What to produce:
Pick every line from the data that holds the word "title".

(Items from an interface collection)
=== Begin Enclosure ===
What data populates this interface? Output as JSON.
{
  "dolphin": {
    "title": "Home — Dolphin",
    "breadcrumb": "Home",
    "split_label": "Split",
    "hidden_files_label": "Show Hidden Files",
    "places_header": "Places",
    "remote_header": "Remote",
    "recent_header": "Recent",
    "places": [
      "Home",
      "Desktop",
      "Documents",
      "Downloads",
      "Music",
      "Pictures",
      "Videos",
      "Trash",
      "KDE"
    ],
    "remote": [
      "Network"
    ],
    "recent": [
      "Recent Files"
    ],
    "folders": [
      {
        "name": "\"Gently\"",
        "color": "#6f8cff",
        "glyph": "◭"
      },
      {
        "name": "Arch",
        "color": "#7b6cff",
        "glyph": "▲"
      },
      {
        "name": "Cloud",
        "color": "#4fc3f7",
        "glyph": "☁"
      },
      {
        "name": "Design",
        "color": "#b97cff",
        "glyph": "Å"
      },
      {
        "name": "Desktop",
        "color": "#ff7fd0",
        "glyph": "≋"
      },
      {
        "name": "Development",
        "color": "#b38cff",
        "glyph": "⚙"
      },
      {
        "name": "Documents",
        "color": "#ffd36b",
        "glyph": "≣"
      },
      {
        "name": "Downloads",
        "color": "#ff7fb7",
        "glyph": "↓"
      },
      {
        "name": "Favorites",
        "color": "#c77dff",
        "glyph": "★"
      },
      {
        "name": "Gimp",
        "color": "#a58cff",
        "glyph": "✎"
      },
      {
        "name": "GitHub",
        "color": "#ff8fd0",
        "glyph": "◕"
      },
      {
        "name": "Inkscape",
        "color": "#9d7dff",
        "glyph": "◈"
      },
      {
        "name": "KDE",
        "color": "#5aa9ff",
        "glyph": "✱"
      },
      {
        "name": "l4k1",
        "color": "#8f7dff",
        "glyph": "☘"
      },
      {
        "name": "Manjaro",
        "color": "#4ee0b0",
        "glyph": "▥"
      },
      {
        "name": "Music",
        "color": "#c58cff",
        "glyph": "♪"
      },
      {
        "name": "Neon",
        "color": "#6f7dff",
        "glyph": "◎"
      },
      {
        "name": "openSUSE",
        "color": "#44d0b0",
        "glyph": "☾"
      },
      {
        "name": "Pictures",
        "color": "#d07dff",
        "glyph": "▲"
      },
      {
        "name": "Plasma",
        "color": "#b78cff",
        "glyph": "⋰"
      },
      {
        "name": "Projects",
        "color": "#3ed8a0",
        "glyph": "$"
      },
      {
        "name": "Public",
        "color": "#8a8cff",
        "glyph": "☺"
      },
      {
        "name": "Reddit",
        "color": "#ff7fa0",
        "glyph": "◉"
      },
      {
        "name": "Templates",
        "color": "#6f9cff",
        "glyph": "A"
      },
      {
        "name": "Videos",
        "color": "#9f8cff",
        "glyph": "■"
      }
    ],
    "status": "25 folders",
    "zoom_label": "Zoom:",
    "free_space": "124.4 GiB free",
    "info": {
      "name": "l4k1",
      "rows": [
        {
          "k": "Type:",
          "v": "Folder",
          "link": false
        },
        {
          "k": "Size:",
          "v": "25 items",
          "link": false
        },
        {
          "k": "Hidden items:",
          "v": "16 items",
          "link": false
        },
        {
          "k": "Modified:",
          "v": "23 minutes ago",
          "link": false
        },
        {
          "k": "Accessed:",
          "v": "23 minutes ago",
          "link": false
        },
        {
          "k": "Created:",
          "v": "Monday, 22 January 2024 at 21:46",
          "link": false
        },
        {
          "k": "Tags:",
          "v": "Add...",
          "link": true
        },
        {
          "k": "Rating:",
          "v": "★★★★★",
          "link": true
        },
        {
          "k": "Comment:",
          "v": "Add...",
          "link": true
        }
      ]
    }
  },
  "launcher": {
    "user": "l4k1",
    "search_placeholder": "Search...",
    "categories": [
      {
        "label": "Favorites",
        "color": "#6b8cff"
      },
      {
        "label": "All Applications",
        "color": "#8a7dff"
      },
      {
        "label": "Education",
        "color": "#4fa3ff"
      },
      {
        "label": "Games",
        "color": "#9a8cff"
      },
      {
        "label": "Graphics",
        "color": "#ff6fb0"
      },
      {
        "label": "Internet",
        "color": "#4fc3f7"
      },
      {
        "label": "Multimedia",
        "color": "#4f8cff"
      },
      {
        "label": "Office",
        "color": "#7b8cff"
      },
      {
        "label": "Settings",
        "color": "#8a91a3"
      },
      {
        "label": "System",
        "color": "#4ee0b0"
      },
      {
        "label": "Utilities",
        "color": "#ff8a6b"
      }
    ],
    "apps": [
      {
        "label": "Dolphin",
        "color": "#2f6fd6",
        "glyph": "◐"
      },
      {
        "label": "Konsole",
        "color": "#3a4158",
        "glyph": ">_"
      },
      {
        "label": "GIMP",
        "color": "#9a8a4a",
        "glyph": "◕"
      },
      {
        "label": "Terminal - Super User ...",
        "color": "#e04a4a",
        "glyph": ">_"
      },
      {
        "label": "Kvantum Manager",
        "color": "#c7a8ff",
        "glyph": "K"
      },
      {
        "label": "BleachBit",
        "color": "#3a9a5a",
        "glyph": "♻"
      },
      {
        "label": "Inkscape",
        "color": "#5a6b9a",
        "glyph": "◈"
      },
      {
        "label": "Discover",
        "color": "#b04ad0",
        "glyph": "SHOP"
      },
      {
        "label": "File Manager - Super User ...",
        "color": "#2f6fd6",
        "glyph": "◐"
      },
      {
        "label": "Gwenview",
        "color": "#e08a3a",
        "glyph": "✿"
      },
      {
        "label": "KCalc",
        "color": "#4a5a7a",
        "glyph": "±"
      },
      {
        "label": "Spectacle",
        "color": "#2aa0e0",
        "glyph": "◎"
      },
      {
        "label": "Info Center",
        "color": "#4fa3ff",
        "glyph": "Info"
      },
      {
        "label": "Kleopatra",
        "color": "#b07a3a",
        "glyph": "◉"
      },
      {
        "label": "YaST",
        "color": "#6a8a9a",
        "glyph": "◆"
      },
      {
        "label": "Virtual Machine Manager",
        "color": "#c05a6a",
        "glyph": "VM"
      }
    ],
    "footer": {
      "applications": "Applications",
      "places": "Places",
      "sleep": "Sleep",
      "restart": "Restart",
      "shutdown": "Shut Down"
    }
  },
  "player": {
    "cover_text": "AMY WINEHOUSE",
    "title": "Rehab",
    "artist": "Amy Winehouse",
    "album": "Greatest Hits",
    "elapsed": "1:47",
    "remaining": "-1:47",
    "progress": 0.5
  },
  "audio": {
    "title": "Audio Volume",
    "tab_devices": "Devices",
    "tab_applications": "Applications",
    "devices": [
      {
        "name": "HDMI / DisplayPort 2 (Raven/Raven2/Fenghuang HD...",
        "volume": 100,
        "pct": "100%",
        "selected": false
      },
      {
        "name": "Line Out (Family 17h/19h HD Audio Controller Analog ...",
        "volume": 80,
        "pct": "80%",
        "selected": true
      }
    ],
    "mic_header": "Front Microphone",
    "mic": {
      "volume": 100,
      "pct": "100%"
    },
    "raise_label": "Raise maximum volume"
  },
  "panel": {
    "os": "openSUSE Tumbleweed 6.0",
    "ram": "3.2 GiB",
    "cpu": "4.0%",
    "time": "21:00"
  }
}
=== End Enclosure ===
Your response:
    "title": "Home — Dolphin",
    "title": "Rehab",
    "title": "Audio Volume",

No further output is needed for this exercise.